On the undercard of last night's Paul Williams/Erislandy Lara fight, Akifumi Shimoda was having a relatively easy time of it in his first-ever appearance on American soil. A fifth-round headbutt left his foe Rico Ramos's worried that the ref might tap him out on account of bleeding. Ramos knew this. So, what did he do?
"I had to go for him before they stop it. Go for that championship," he said, as Shimoda was still mentally regrouping after a seventh-round left hook dropped him silly. "He gotta go back to wherever he came from with a loss."
Here's the reality of the situation: one judge scored Shimoda as winning all six previous rounds, while the other two had it 5-1. Faced with those odds, some fold or clutch-and-run (see David Haye). But Ramos did what makes boxing — despite all its failings — great. He fucking went for broke.
As the seventh round was approaching the 10-seconds-left signal, Ramos threw five or six punches which, at best, barely connected. But as he tried to elude fists-to-face, Shimoda left his head sitting out there unguarded. That's the ultimate pugilism no-no. Ramos, eyes wide, connected with the 80th of 273 punches thrown up to that point. You could see Shimoda turn off instantly, eyes closed, mat-bound, Deebo'd. To his credit, Sugar instantly started fighting back up to his feet in a stumbling, unsuccessful effort to rejoin the festivities.
Now, Ramos is the WBA super-bantamweight champ. Because of one punch.
If you're in a hurry, start the video 2:35 in.

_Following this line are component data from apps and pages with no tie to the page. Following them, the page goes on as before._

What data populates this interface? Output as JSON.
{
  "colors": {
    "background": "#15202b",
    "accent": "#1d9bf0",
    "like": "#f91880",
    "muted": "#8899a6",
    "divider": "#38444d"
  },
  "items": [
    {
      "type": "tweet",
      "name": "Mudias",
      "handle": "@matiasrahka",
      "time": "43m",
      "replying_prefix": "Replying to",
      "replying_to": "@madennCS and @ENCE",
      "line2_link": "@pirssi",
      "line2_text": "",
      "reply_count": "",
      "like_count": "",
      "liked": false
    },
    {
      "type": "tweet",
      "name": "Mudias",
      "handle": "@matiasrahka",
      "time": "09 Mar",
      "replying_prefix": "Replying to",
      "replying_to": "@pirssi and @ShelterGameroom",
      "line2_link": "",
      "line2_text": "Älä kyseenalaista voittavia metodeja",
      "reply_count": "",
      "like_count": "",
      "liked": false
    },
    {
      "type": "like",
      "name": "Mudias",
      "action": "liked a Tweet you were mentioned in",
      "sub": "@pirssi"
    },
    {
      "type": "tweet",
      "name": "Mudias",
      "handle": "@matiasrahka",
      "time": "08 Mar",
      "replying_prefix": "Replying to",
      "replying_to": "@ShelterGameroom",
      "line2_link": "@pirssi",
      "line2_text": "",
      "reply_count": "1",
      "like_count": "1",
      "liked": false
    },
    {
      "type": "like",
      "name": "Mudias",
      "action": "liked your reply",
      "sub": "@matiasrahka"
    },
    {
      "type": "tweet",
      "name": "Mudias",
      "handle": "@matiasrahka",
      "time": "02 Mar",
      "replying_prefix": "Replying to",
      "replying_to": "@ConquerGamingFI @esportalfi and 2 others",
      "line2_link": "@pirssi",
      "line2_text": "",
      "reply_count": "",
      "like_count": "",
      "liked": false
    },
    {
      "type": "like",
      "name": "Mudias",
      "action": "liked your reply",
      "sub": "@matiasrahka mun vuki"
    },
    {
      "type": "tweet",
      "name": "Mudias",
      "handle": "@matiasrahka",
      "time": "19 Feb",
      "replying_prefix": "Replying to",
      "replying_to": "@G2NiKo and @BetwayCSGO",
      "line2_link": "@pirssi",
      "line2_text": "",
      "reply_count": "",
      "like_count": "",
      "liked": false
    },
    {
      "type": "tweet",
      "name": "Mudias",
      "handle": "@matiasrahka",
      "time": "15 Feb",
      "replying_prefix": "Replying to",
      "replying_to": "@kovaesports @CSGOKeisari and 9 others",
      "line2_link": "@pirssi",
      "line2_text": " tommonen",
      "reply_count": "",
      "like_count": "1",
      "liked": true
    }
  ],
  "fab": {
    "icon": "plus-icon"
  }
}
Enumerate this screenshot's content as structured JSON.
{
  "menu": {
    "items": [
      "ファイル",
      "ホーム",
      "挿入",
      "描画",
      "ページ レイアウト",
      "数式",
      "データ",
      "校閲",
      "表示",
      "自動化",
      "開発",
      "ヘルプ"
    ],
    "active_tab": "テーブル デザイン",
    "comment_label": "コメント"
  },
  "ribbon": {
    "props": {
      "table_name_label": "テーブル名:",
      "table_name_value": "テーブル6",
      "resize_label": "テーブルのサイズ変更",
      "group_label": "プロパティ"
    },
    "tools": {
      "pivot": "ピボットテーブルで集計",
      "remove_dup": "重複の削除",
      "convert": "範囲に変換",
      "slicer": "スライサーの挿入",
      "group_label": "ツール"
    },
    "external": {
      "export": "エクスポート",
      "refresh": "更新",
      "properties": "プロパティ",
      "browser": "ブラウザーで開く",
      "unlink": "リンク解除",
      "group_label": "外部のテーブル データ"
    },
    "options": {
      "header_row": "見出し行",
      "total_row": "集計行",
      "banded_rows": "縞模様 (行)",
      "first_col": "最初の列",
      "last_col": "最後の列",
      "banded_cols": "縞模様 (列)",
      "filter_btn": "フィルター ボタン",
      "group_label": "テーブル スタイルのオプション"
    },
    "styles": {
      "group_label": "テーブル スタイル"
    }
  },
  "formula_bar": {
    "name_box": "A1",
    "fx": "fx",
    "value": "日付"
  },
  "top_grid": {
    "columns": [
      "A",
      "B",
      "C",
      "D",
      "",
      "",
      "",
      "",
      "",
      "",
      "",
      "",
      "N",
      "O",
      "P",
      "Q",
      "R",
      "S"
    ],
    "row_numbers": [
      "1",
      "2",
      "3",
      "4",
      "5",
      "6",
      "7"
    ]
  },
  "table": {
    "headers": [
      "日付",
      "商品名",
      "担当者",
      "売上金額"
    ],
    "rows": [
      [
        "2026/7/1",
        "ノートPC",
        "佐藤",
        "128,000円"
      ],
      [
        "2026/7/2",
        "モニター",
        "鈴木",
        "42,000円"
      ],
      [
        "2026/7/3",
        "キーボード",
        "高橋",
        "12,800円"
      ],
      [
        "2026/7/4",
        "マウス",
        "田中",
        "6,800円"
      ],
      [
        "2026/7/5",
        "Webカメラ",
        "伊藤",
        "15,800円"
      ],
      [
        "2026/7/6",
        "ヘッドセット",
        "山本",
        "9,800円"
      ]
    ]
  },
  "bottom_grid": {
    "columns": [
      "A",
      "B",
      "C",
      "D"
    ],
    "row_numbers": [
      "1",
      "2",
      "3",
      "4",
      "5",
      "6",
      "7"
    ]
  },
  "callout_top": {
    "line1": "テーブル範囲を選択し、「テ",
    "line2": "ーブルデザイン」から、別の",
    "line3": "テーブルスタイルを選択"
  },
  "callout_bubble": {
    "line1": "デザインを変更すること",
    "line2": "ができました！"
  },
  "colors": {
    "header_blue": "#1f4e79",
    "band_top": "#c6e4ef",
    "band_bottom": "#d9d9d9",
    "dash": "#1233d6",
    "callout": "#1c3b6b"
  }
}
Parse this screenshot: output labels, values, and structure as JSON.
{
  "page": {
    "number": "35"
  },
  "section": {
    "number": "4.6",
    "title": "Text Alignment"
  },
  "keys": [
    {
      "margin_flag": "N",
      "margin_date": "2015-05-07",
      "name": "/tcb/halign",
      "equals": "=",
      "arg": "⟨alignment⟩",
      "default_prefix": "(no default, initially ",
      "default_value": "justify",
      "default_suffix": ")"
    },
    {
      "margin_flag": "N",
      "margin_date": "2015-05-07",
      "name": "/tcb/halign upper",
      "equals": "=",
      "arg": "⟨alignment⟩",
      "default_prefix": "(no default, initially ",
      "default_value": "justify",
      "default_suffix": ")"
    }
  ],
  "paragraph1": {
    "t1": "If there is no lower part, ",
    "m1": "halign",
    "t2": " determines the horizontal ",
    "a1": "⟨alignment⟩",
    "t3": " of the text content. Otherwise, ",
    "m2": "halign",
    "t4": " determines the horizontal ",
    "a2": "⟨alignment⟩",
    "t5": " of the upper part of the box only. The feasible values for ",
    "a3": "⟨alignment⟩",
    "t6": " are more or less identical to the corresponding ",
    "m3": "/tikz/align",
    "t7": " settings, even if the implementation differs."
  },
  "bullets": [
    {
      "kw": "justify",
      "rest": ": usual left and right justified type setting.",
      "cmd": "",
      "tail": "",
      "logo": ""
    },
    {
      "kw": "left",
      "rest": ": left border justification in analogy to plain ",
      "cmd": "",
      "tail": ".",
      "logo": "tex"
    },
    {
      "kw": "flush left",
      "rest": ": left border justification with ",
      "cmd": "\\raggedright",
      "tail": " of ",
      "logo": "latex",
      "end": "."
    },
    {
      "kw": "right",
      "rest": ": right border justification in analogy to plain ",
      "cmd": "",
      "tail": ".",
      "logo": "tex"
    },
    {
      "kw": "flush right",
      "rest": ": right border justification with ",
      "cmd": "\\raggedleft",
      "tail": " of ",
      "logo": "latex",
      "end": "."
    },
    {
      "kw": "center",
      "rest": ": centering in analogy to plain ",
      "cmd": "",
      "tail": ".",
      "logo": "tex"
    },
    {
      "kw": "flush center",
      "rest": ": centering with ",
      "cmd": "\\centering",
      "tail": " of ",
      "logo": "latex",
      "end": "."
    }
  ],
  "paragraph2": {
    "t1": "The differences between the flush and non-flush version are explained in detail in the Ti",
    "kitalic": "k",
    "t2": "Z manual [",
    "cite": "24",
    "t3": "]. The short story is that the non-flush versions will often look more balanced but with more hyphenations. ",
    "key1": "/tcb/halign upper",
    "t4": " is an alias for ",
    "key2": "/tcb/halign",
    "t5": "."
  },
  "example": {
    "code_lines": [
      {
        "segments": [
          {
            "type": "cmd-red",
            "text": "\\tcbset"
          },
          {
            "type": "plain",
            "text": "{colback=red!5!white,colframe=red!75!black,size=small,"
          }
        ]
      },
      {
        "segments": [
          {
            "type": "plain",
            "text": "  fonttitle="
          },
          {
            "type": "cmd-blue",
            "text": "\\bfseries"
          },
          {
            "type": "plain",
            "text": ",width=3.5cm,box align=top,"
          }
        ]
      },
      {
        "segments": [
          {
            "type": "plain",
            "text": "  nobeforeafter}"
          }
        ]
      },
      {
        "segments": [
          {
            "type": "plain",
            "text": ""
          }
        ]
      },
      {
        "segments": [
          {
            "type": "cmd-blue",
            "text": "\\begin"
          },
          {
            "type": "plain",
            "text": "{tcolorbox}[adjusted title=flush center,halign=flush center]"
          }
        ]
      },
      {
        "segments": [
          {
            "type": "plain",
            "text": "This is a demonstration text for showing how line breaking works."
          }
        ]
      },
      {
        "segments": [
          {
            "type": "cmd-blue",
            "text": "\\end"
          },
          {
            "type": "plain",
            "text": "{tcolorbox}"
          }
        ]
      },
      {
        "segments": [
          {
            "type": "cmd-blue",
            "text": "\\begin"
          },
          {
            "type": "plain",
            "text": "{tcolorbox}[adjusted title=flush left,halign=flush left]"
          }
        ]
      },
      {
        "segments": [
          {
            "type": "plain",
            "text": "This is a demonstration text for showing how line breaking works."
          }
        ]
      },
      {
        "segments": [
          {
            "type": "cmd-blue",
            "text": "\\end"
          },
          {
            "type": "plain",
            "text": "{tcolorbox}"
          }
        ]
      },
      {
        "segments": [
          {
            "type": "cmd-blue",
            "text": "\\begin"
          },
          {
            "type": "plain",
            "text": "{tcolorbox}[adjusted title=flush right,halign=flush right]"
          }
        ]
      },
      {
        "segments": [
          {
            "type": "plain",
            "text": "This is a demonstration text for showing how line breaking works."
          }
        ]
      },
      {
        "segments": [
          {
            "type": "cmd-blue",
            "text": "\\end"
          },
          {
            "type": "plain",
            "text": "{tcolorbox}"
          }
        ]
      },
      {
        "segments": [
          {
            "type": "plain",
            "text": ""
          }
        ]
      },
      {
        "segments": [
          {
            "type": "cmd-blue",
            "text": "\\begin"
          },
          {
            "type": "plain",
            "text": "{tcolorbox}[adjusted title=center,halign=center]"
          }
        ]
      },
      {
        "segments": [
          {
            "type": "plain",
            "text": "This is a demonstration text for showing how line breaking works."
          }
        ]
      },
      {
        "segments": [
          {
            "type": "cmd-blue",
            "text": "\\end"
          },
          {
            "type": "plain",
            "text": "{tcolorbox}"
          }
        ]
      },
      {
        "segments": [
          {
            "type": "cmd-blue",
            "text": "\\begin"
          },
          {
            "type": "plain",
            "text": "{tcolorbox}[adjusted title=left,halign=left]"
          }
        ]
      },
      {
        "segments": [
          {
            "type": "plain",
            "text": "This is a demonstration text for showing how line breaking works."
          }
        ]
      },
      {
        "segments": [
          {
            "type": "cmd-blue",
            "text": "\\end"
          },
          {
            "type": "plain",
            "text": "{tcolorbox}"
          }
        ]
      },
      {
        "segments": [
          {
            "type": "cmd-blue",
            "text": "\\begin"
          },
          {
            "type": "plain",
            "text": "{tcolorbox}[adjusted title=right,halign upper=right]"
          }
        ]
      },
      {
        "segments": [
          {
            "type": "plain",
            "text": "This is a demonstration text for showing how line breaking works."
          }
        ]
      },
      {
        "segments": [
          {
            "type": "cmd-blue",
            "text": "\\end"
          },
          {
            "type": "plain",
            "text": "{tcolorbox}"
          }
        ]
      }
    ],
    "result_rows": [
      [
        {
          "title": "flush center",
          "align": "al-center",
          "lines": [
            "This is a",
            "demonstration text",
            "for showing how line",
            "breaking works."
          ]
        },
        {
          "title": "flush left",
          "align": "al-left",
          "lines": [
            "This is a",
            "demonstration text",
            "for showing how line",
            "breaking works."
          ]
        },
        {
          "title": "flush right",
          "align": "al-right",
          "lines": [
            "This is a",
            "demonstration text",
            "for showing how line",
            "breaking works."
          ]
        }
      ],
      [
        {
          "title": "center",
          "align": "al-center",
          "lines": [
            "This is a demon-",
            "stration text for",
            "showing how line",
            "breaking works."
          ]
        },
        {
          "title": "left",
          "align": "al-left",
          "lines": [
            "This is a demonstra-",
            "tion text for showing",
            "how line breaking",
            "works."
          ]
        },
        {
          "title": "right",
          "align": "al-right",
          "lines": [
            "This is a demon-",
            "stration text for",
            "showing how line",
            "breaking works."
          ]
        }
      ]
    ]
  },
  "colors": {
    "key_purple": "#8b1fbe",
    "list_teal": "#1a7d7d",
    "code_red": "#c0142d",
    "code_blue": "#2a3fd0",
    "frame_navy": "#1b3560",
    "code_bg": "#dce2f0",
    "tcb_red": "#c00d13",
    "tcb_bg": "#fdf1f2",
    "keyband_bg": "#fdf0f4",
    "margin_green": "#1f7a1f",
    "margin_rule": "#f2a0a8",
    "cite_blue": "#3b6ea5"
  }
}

Rico Ramos Knocks Out Akifumi Shimoda, Wins Title [Boxing Scene]
One left hook gives Ramos the title [SuperSport]